Taxpayers in this income bracket will have been hit by the reduction in tax credits (the amount of income you can earn tax free), the lowering of the tax bands (which means paying more tax at the higher 41% rate) and the removal on the ceiling on paying PRSI.
“Let's call this person Mr ReasonablyOK. They have seen their levy costs go up because of the USC, while they are paying far more tax. Mr Reasonably OK has taken a real hammering.”
According to Department of Finance figures, a single PAYE worker paying into a pension and earning €75,000 a year will be €1,545 worse off a year. This works out at around €129 a month.
The USC alone will leave them €250 worse off a year.
If this person was earning €100,000, the hit to annual income will be almost €2,000, of which an additional €130 a year will go on the USC.
USC and pension contributions
Changes to how pension contributions are taken from your salary mean a reduction in takehome pay from this month onwards.
Up to this year, if a person was paying into a company pension scheme, defined benefit or defined contribution, or making Additional Voluntary Contributions (AVCs), their levies and PRSI contributions were only calculated after these pension payments had been made.
From now on you pay the USC on your pension contributions.
For instance, if you are earning €800 per week and then making pension contributions of €100, you will now be subject to PRSI and USC on the full €800 compared to just €700 last year.
The USC does not apply if your total income is less than €4,004.
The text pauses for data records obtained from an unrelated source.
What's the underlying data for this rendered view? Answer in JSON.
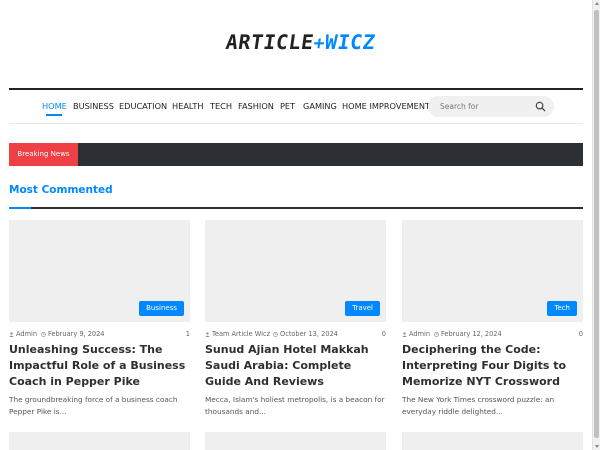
{
  "logo": {
    "part1": "ARTICLE",
    "plus": "+",
    "part2": "WICZ"
  },
  "nav": {
    "items": [
      "HOME",
      "BUSINESS",
      "EDUCATION",
      "HEALTH",
      "TECH",
      "FASHION",
      "PET",
      "GAMING",
      "HOME IMPROVEMENT"
    ],
    "active": "HOME",
    "search_placeholder": "Search for"
  },
  "breaking": {
    "label": "Breaking News"
  },
  "section": {
    "title": "Most Commented"
  },
  "posts": [
    {
      "category": "Business",
      "author": "Admin",
      "date": "February 9, 2024",
      "comments": "1",
      "title": "Unleashing Success: The Impactful Role of a Business Coach in Pepper Pike",
      "excerpt": "The groundbreaking force of a business coach Pepper Pike is..."
    },
    {
      "category": "Travel",
      "author": "Team Article Wicz",
      "date": "October 13, 2024",
      "comments": "0",
      "title": "Sunud Ajian Hotel Makkah Saudi Arabia: Complete Guide And Reviews",
      "excerpt": "Mecca, Islam's holiest metropolis, is a beacon for thousands and..."
    },
    {
      "category": "Tech",
      "author": "Admin",
      "date": "February 12, 2024",
      "comments": "0",
      "title": "Deciphering the Code: Interpreting Four Digits to Memorize NYT Crossword",
      "excerpt": "The New York Times crossword puzzle: an everyday riddle delighted..."
    }
  ],
  "colors": {
    "accent": "#0088ff",
    "breaking": "#ef4046",
    "dark": "#2c2f34"
  }
}
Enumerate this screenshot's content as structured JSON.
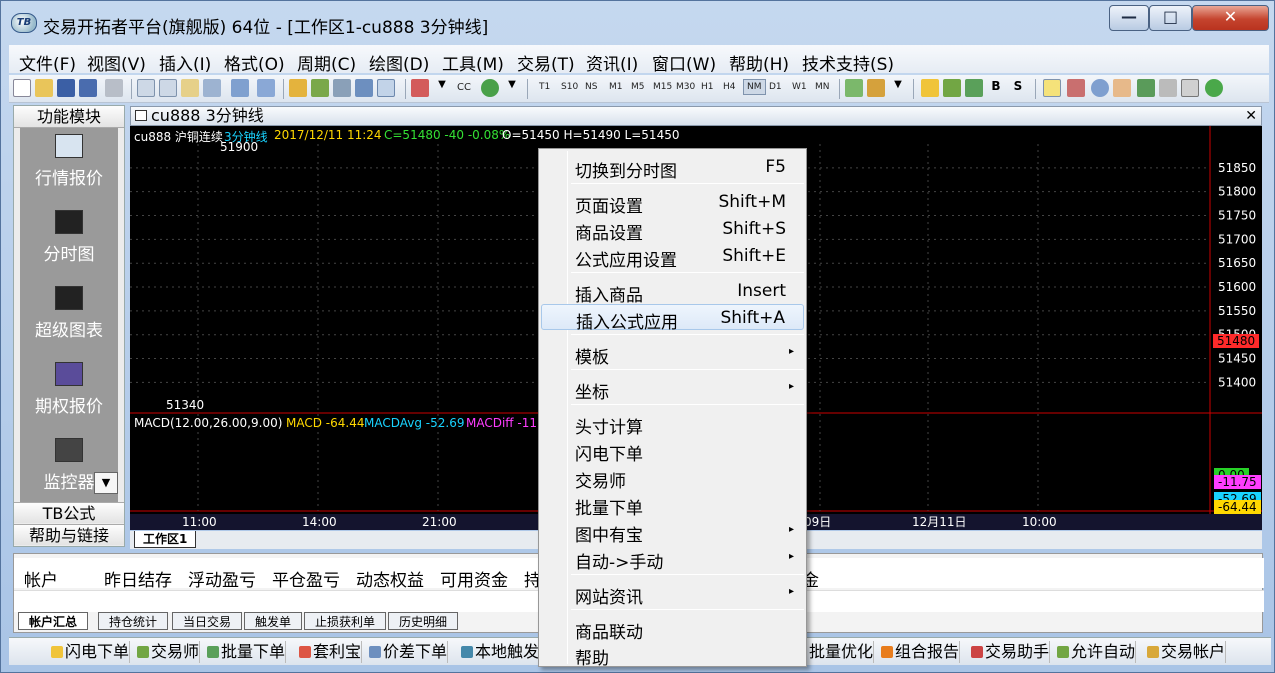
{
  "window": {
    "app_icon": "TB",
    "title": "交易开拓者平台(旗舰版) 64位 - [工作区1-cu888 3分钟线]",
    "min_icon": "minimize-icon",
    "max_icon": "maximize-icon",
    "close_icon": "close-icon",
    "min_glyph": "—",
    "max_glyph": "□",
    "close_glyph": "✕"
  },
  "menubar": [
    "文件(F)",
    "视图(V)",
    "插入(I)",
    "格式(O)",
    "周期(C)",
    "绘图(D)",
    "工具(M)",
    "交易(T)",
    "资讯(I)",
    "窗口(W)",
    "帮助(H)",
    "技术支持(S)"
  ],
  "toolbar": {
    "cc_label": "CC",
    "periods": [
      "T1",
      "S10",
      "NS",
      "M1",
      "M5",
      "M15",
      "M30",
      "H1",
      "H4",
      "NM",
      "D1",
      "W1",
      "MN"
    ],
    "selected_period": "NM"
  },
  "left_panel": {
    "header": "功能模块",
    "items": [
      "行情报价",
      "分时图",
      "超级图表",
      "期权报价",
      "监控器"
    ],
    "footer_1": "TB公式",
    "footer_2": "帮助与链接",
    "dropdown_glyph": "▼"
  },
  "chart_window": {
    "title": "cu888 3分钟线",
    "close_glyph": "✕"
  },
  "chart_info": {
    "symbol": "cu888 沪铜连续",
    "period": "3分钟线",
    "datetime": "2017/12/11 11:24",
    "close": "C=51480 -40 -0.08%",
    "ohlc": "O=51450 H=51490 L=51450",
    "high_label": "51900",
    "low_label": "51340",
    "last_price": "51480"
  },
  "macd_info": {
    "name": "MACD(12.00,26.00,9.00)",
    "macd": "MACD -64.44",
    "avg": "MACDAvg -52.69",
    "diff": "MACDiff -11"
  },
  "macd_axis": [
    "0.00",
    "-11.75",
    "-52.69",
    "-64.44"
  ],
  "chart_data": {
    "type": "candlestick",
    "y_ticks": [
      51850,
      51800,
      51750,
      51700,
      51650,
      51600,
      51550,
      51500,
      51450,
      51400
    ],
    "x_ticks": [
      "11:00",
      "14:00",
      "21:00",
      "09日",
      "12月11日",
      "10:00"
    ],
    "ylim": [
      51340,
      51900
    ]
  },
  "sheet_tab": "工作区1",
  "account": {
    "columns": [
      "帐户",
      "昨日结存",
      "浮动盈亏",
      "平仓盈亏",
      "动态权益",
      "可用资金",
      "持",
      "金"
    ],
    "tabs": [
      "帐户汇总",
      "持仓统计",
      "当日交易",
      "触发单",
      "止损获利单",
      "历史明细"
    ]
  },
  "bottom_bar": [
    "闪电下单",
    "交易师",
    "批量下单",
    "套利宝",
    "价差下单",
    "本地触发",
    "批量优化",
    "组合报告",
    "交易助手",
    "允许自动",
    "交易帐户"
  ],
  "context_menu": {
    "items": [
      {
        "label": "切换到分时图",
        "shortcut": "F5"
      },
      {
        "label": "页面设置",
        "shortcut": "Shift+M"
      },
      {
        "label": "商品设置",
        "shortcut": "Shift+S"
      },
      {
        "label": "公式应用设置",
        "shortcut": "Shift+E"
      },
      {
        "label": "插入商品",
        "shortcut": "Insert"
      },
      {
        "label": "插入公式应用",
        "shortcut": "Shift+A"
      },
      {
        "label": "模板",
        "shortcut": ""
      },
      {
        "label": "坐标",
        "shortcut": ""
      },
      {
        "label": "头寸计算",
        "shortcut": ""
      },
      {
        "label": "闪电下单",
        "shortcut": ""
      },
      {
        "label": "交易师",
        "shortcut": ""
      },
      {
        "label": "批量下单",
        "shortcut": ""
      },
      {
        "label": "图中有宝",
        "shortcut": ""
      },
      {
        "label": "自动->手动",
        "shortcut": ""
      },
      {
        "label": "网站资讯",
        "shortcut": ""
      },
      {
        "label": "商品联动",
        "shortcut": ""
      },
      {
        "label": "帮助",
        "shortcut": ""
      }
    ],
    "submenu_glyph": "▸"
  }
}
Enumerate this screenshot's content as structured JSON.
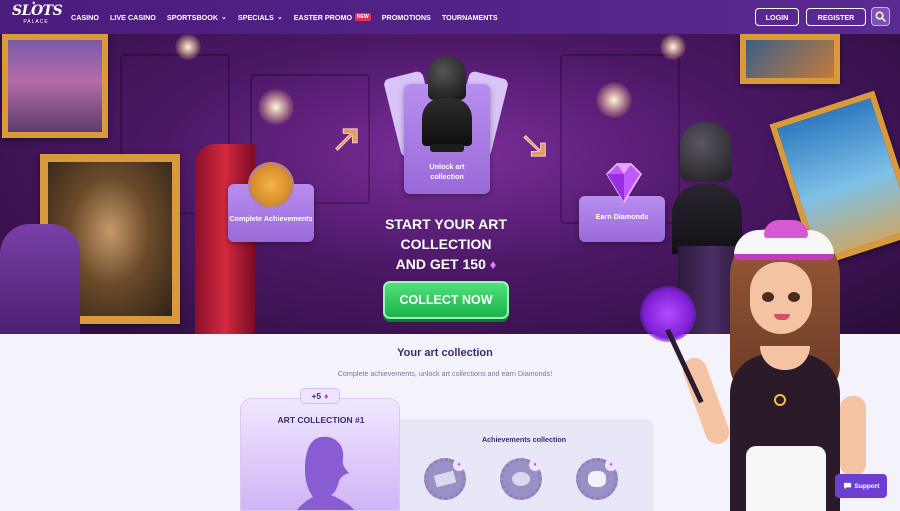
{
  "brand": {
    "logo_text": "SLOTS",
    "logo_sub": "PALACE"
  },
  "nav": {
    "items": [
      {
        "label": "CASINO",
        "dropdown": false
      },
      {
        "label": "LIVE CASINO",
        "dropdown": false
      },
      {
        "label": "SPORTSBOOK",
        "dropdown": true
      },
      {
        "label": "SPECIALS",
        "dropdown": true
      },
      {
        "label": "EASTER PROMO",
        "dropdown": false,
        "badge": "NEW"
      },
      {
        "label": "PROMOTIONS",
        "dropdown": false
      },
      {
        "label": "TOURNAMENTS",
        "dropdown": false
      }
    ],
    "login_label": "LOGIN",
    "register_label": "REGISTER",
    "search_icon": "search-icon"
  },
  "hero": {
    "card_unlock": "Unlock art collection",
    "card_achievements": "Complete Achievements",
    "card_diamonds": "Earn Diamonds",
    "headline_line1": "START YOUR ART",
    "headline_line2": "COLLECTION",
    "headline_line3": "AND GET 150",
    "collect_button": "COLLECT NOW"
  },
  "collection": {
    "title": "Your art collection",
    "subtitle": "Complete achievements, unlock art collections and earn Diamonds!",
    "reward_badge": "+5",
    "card_title": "ART COLLECTION #1",
    "achievements_title": "Achievements collection"
  },
  "support": {
    "label": "Support"
  },
  "colors": {
    "header_bg": "#4a1c7c",
    "cta_green": "#1cb34a",
    "accent_purple": "#a24ce6",
    "title_navy": "#3c2a70"
  }
}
Nor does it apply on payments made by the Department of Social Protection.
This means State pensions, child benefit and jobseekers' benefit payments are exempt.
Also exempt are payments made as part of the community employment schemes.
If you have already paid deposit interest retention tax (DIRT) there will be no further USC payment due to Revenue. Income from An Post savings certificates is exempt.
The over 70s do not have to pay the higher 7% rate of USC. The highest rate they pay is 4%.
Tax bands and credits
Take-home pay will be reduced due to a narrowing of tax bands and a reduction in tax credits — meaning that more people will be paying tax at 41pc.
The reduction in the standard tax rate band for a single person means that they will now pay tax at 41pc after they earn €32,800.
Up to now, the full 41% didn't hit until they earned €36,400. For married couples with both partners working, the tax hike will kick in after they earn €65,600 compared to €72,800 last year.
A wide number of tax credits, which allowed the claimant to further extend their tax-free income, were also slashed.
Anyone earning tax credits such as one-parent tax credit, home-carer tax credit or the incapacitated child tax credit will all see their tax-free entitlements fall.